Injured or not? Ashwin’s omission not clear

At the toss, Virat Kohli said the off-spinner had been rested because he had "aggravated his niggle in the last game." But this is at odds with Ravi Shastri’s and Ajinkya Rahane’s statements ahead of the final Test.

R. Ashwin did not put enough body behind his bowling action at Ageas Bowl, according to commentating former players Harbhajan Singh, Phil Tufnell and Graeme Swann.   -  AFP

It was no surprise, to anyone watching India train in the days leading up to the fifth Test, that R. Ashwin was left out of the side for the match. The off-spinner did not bowl in the nets, and only worked with the team's physiotherapist and trainer. At the toss, Virat Kohli said Ashwin had been rested because he had "aggravated his niggle in the last game." Which means he had a niggle going into the game, and then it got worse.

This is at odds with Ravi Shastri's statement on Wednesday that Ashwin had been fit during the fourth Test in Southampton. On Thursday, Ajinkya Rahane stuck to that line. "Patrick (Farhart, physiotherapist) will be a better judge to answer that. But he played the last Test in Southampton and he bowled really well, and he fielded really well so I don’t think there’s an issue with his fitness."

Indeed, Kohli himself had said, on the eve of the game at the Ageas Bowl, that Ashwin had "recovered nicely" from the stiff hip that had troubled him at Trent Bridge.

Read: Vihari - first India player from Andhra in 19 years

On air, Graeme Swann, Harbhajan Singh and Phil Tuffnell — former spinners and Test cricketers — all clearly felt Ashwin was not completing his action. There was no snap, they thought, not enough body in the action. Perhaps the Indian team management thought Ashwin had minor issues but not ones serious enough to hamper his bowling.

Whatever the case was, India could have admitted that there was a problem rather than deny its existence.

Karun Nair leapfrogged

Then on Friday, India handed G. Hanuma Vihari a Test debut, choosing him as the sixth batsman ahead of Karun Nair. The latter is entitled to feel aggrieved. He was picked in the squad for the first three Tests, ahead of Vihari, and has spent the last six weeks carrying the drinks. In the nets, he has been a bit-part player, mostly giving throw-downs.

Nair has played six Tests, has a Test triple hundred against England to his name, and was an integral part of the successful Karnataka teams of 2013-14 and 14-15. How, Nair might wonder, has he been leapfrogged in the pecking order by Vihari? It is all very well citing Vihari's first-class average of 59 but — and no disrespect to him or the competition — a significant chunk of his domestic runs have been scored in Group C of the Ranji Trophy, which till the end of 2016-17 season housed the weaker sides.

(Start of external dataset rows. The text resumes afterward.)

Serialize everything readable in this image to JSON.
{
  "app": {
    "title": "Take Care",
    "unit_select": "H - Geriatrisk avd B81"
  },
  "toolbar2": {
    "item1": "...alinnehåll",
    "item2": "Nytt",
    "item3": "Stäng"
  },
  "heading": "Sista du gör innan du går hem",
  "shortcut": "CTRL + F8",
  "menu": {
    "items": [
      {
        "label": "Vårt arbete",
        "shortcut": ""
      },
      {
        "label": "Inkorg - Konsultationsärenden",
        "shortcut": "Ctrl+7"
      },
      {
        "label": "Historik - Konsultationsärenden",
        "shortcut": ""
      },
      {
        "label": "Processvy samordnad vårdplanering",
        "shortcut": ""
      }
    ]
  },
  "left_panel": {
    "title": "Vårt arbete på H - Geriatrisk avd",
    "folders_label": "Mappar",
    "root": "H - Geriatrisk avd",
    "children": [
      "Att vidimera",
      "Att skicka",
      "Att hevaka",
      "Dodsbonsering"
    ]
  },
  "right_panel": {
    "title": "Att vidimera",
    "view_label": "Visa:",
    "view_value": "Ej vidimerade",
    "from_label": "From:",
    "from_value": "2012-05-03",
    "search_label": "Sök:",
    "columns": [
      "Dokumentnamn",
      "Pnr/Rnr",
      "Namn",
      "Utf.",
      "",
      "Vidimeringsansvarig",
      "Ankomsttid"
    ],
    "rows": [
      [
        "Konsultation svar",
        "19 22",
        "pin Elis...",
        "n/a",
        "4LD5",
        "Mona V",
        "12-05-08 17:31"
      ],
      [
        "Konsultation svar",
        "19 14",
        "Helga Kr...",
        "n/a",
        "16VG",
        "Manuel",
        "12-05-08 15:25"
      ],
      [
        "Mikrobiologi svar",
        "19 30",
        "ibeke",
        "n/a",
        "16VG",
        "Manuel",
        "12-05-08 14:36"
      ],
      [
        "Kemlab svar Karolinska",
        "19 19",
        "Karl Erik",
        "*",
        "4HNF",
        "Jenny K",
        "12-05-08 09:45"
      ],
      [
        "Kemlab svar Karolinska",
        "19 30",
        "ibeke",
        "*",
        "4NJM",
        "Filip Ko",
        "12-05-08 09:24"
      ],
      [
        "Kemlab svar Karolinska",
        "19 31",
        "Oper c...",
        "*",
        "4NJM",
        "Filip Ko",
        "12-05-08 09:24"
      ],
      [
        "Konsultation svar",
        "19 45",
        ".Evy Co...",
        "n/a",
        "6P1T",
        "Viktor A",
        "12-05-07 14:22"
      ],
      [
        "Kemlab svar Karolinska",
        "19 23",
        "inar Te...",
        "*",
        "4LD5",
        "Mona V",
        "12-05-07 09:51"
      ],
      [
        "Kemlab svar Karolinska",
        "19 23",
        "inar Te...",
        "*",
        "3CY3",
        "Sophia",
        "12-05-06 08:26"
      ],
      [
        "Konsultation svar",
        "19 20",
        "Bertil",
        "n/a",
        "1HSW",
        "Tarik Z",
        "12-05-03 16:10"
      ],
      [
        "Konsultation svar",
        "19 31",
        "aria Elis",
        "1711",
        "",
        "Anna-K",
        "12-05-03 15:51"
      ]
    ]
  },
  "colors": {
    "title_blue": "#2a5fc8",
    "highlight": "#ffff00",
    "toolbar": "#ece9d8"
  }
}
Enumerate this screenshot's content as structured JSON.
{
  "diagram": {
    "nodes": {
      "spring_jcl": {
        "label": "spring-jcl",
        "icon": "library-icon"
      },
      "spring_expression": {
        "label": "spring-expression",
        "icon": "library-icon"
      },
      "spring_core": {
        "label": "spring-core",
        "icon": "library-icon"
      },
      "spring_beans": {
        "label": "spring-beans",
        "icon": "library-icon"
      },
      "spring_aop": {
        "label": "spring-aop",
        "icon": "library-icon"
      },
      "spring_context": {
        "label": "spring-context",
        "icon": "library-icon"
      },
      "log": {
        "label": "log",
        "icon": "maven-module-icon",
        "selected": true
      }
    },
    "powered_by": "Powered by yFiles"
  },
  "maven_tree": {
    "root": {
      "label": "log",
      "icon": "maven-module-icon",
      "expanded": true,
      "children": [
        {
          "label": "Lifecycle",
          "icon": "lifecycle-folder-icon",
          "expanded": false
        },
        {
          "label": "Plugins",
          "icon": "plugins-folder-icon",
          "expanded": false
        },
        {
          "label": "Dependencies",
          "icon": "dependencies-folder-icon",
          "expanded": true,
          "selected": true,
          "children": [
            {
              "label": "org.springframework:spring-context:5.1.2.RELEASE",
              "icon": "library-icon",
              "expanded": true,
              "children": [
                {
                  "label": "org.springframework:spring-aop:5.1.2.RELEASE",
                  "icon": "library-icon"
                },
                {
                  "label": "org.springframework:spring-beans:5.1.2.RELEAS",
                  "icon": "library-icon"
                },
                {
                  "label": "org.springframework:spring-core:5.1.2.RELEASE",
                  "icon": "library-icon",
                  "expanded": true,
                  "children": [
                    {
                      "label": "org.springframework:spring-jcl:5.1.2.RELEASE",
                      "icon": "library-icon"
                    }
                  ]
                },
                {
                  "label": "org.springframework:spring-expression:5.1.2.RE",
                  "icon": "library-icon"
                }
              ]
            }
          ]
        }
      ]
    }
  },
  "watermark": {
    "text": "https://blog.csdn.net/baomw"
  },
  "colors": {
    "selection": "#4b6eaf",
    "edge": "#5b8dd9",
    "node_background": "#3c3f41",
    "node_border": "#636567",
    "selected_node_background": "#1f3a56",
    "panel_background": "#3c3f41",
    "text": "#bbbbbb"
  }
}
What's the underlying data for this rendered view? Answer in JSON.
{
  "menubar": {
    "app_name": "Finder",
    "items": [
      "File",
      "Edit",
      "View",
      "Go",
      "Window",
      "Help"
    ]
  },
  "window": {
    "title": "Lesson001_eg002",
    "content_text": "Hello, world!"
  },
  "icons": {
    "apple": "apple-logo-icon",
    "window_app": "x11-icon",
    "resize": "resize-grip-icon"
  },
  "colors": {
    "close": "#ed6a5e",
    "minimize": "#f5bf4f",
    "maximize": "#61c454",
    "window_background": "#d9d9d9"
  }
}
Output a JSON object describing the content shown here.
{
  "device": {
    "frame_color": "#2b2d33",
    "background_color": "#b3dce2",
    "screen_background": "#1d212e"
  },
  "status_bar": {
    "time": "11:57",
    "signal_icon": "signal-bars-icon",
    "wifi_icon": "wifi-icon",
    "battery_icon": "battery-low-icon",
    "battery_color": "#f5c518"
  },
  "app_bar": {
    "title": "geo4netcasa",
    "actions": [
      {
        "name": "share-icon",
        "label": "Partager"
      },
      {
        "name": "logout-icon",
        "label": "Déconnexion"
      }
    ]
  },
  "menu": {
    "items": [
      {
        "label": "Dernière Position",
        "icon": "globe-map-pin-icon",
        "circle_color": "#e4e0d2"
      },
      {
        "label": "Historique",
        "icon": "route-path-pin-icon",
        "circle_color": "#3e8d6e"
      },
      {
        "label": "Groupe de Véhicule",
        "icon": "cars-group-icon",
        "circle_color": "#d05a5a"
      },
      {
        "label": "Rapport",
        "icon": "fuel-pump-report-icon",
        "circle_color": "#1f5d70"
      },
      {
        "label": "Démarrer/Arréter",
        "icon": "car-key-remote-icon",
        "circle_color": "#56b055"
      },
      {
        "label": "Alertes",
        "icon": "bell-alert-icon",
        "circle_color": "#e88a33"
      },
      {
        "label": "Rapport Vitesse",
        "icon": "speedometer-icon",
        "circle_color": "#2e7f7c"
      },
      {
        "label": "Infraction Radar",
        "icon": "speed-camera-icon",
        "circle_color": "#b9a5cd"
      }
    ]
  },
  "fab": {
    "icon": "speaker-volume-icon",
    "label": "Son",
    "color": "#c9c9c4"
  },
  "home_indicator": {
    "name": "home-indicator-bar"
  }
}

Perhaps Vihari is thought of as an off-spin bowling all-rounder, and he did much bowling in the Indian nets ahead of the fifth Test. But his first-class record — he averages less than four overs a game and has bowled a grand total of 19 overs in 63 matches — would seem to belie that impression. On Friday, he was brought on ahead of Ravindra Jadeja, as early as the 14th over, although he bowled just the one over before lunch. Vihari is not at fault but India's inconsistent selection policy cannot possibly inspire confidence in some of its players.